▶ [DATA SHOWN]
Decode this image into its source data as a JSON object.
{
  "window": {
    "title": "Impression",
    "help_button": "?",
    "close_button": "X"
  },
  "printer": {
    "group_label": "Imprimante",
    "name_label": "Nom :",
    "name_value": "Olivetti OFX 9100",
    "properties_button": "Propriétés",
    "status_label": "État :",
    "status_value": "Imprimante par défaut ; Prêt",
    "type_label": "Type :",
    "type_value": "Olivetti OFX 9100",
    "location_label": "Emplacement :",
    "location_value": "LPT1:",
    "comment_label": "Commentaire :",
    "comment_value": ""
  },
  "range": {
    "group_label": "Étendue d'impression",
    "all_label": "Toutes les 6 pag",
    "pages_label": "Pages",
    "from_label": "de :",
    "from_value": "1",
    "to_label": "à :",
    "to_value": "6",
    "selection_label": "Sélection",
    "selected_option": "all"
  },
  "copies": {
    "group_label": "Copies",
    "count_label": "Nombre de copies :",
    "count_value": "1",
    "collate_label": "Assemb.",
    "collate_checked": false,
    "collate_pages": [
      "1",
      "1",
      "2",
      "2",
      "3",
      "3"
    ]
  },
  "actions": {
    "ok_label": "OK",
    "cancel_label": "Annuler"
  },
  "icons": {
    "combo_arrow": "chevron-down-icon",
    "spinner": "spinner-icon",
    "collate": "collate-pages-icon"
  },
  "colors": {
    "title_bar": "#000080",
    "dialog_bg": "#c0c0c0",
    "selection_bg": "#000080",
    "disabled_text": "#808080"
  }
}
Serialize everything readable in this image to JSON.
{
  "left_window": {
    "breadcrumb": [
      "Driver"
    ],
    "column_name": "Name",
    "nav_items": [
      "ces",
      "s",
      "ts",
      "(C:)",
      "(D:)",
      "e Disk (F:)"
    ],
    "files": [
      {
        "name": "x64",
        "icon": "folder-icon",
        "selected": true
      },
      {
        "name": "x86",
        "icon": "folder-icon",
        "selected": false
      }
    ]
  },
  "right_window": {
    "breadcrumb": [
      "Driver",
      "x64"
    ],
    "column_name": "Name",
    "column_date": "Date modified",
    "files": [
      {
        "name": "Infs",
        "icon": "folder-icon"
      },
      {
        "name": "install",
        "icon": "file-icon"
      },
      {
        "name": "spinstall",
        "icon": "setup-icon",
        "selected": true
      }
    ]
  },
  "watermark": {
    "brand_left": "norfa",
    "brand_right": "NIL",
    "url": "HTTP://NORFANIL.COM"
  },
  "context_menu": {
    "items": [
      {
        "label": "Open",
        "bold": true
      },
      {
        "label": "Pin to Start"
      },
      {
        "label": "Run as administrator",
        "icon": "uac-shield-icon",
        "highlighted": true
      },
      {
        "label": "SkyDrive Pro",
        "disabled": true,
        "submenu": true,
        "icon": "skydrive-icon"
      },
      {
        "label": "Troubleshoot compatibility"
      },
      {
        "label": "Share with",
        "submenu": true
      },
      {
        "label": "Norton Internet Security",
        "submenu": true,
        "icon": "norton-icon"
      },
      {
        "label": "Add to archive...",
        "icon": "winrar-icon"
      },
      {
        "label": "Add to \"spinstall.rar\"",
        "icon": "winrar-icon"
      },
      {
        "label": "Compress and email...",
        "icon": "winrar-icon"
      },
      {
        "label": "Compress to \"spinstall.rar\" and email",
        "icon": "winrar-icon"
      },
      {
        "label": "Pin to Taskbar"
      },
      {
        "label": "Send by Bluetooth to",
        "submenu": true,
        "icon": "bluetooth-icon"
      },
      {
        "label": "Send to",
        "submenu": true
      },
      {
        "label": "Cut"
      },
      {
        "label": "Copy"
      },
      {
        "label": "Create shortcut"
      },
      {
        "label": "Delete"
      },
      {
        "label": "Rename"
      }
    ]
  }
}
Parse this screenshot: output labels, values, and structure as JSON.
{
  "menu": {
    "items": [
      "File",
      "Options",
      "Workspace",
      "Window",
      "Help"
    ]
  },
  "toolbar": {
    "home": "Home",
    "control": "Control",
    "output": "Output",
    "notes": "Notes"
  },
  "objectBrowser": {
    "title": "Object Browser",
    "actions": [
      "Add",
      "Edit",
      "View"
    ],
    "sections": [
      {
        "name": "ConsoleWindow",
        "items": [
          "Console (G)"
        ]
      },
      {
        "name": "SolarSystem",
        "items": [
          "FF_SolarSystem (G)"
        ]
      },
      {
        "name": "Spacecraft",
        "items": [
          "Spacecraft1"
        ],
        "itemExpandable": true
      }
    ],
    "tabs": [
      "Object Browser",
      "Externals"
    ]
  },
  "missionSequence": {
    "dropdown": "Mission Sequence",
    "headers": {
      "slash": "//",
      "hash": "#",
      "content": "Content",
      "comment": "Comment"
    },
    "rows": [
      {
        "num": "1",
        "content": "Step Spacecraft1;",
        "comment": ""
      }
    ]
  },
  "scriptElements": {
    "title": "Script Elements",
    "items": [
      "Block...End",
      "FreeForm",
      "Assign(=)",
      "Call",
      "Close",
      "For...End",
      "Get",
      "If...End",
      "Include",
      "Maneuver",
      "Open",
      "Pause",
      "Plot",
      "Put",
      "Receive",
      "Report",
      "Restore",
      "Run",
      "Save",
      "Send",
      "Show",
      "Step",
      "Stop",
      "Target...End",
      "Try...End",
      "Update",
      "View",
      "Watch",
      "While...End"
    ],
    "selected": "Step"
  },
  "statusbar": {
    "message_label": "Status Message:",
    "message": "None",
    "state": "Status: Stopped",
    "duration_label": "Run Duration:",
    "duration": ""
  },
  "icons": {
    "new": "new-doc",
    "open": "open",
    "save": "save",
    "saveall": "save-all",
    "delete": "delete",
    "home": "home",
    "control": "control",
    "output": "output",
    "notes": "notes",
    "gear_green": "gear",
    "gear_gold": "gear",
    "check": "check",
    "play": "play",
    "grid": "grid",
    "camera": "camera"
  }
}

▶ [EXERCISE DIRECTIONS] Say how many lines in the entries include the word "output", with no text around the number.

▶ [SOLUTION TO THE PROBLEM] 3